The Bob Costas interview of Jerry Sandusky (clipped at the end of this post) alerted me to a hazard of my profession: watching too many newstainment clips. Too many Bill O’Reilly-Bernard Goldberg bonhomie segments; too many Martin Bashir scoldings; too many Jon Stewart snarkfests.
So I almost forgot how good regular old TV news can be. Costas’s interview last night on NBC’s “Rock Center” provided a stellar example.
The Sandusky “get” on its own merits was enough reason to watch. So were the creepy revelations from the interview: that Sandusky denied sexual contact with children but conceded that he’d “horsed around” with kids, that he’d “showered after workouts” with kids, that he’d “touched their legs.” Another big one: Sandusky said that Penn State coach Joe Paterno had never approached him about his conduct.
Yet the tone put this interview into a special category. Over nearly ten minutes Costas managed to be: prepared without being formulaic or rigid, polite without being nice, and skeptical without being prosecutorial.
There were a couple moments when Sandusky’s answers clearly prompted disbelief from Costas. Instead of declaring his position on the matter, Costas packed it into a question. For example, Costas asked about the janitor who said he witnessed Sandusky giving oral sex to a youngster. Sandusky denied the allegation, prompting this question from Costas:
How could somebody think they saw something as extreme and shocking as that when it hadn’t occurred and what would possibly be their motivation to fabricate it?
Sandusky said Coastas would have to ask them.
Costas continued: “It seems that if all of these accusations are false, you are the unluckiest and most persecuted man that any of us has ever heard about.”

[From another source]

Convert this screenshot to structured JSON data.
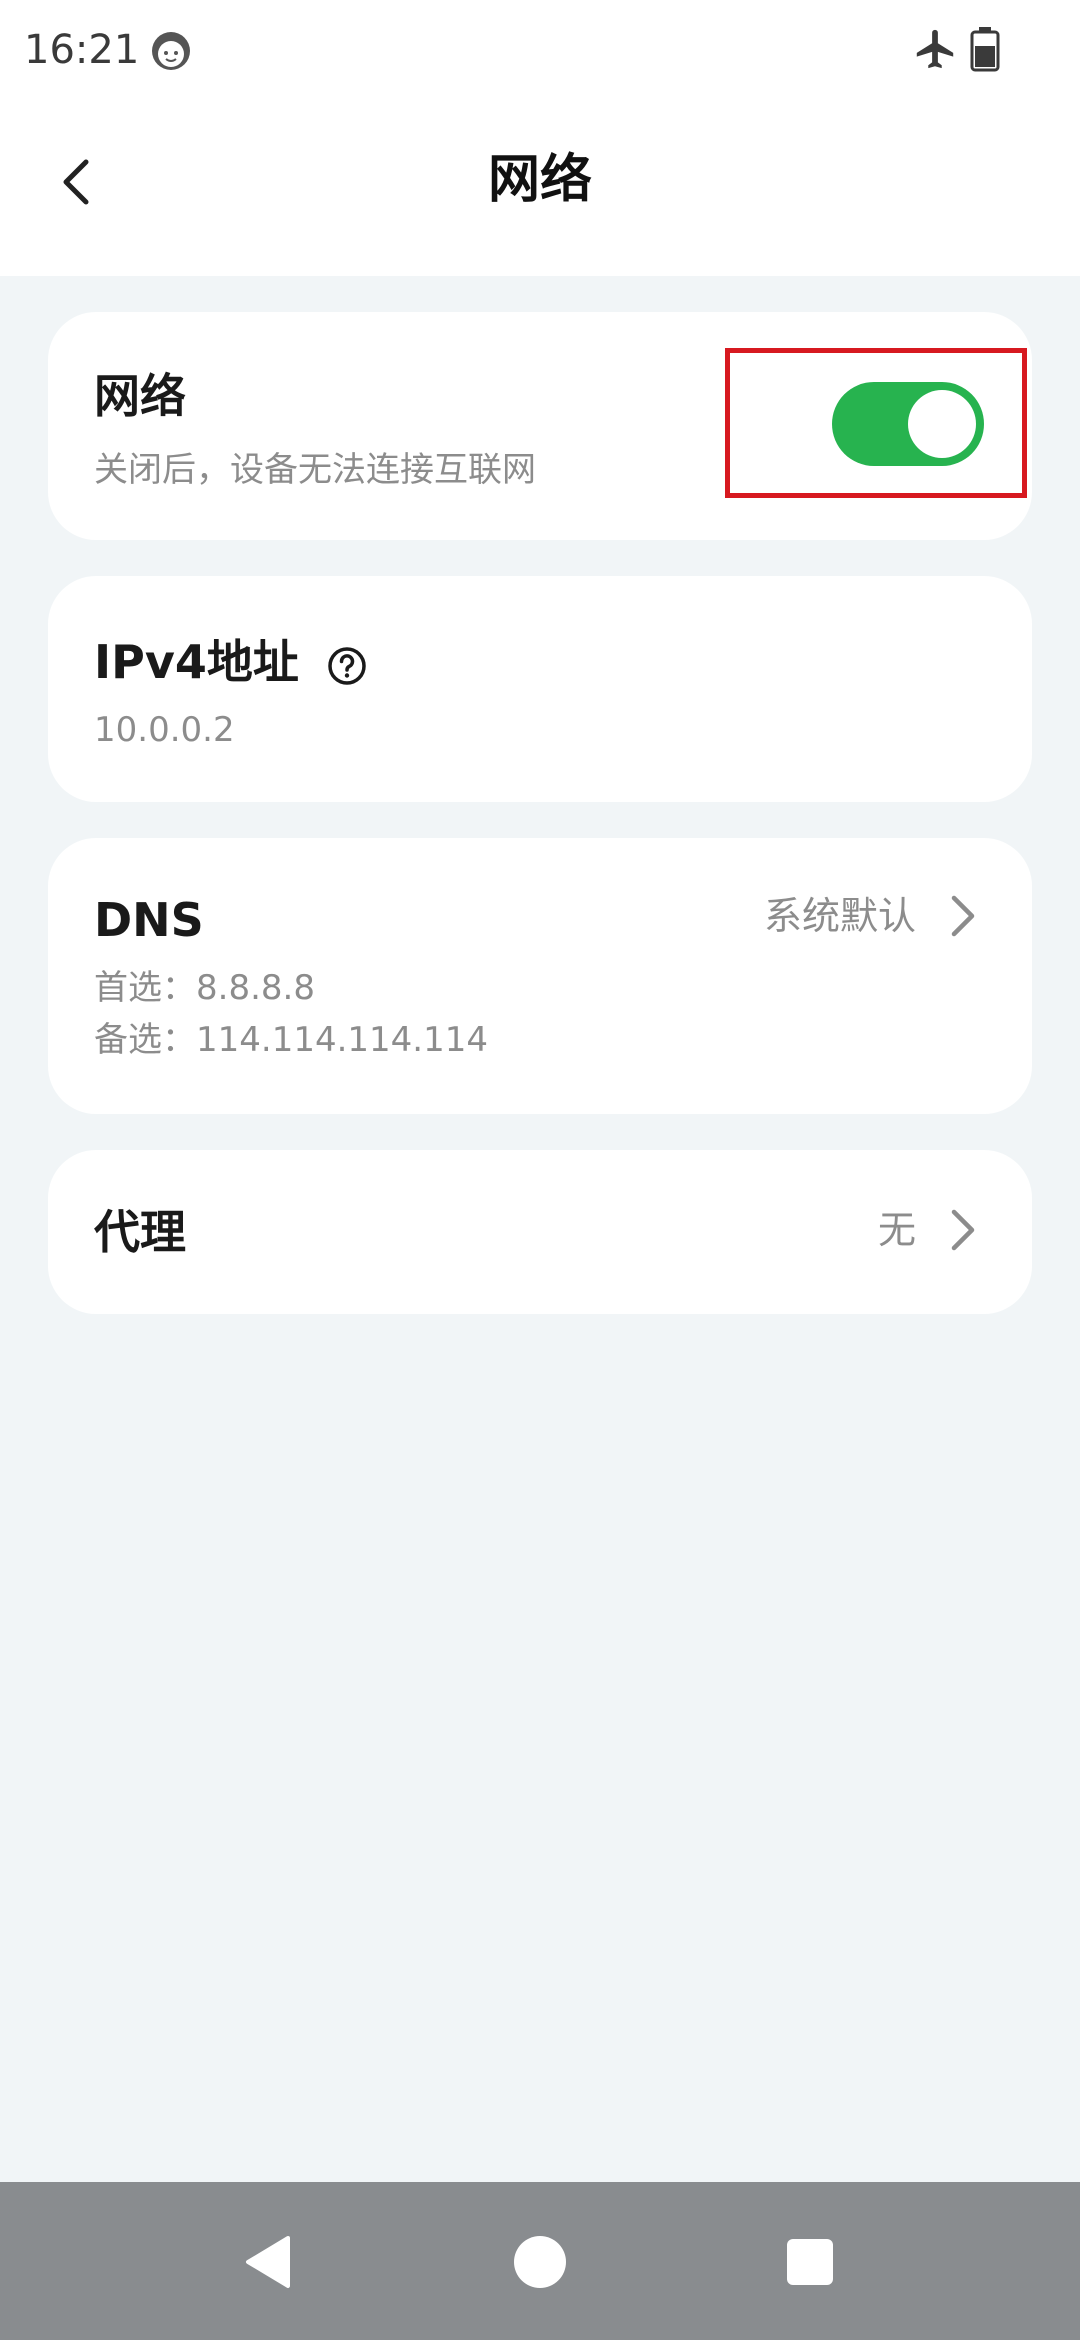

Sandusky: “I don’t know what you want me to say. I don’t think that these have been the best days of my life.”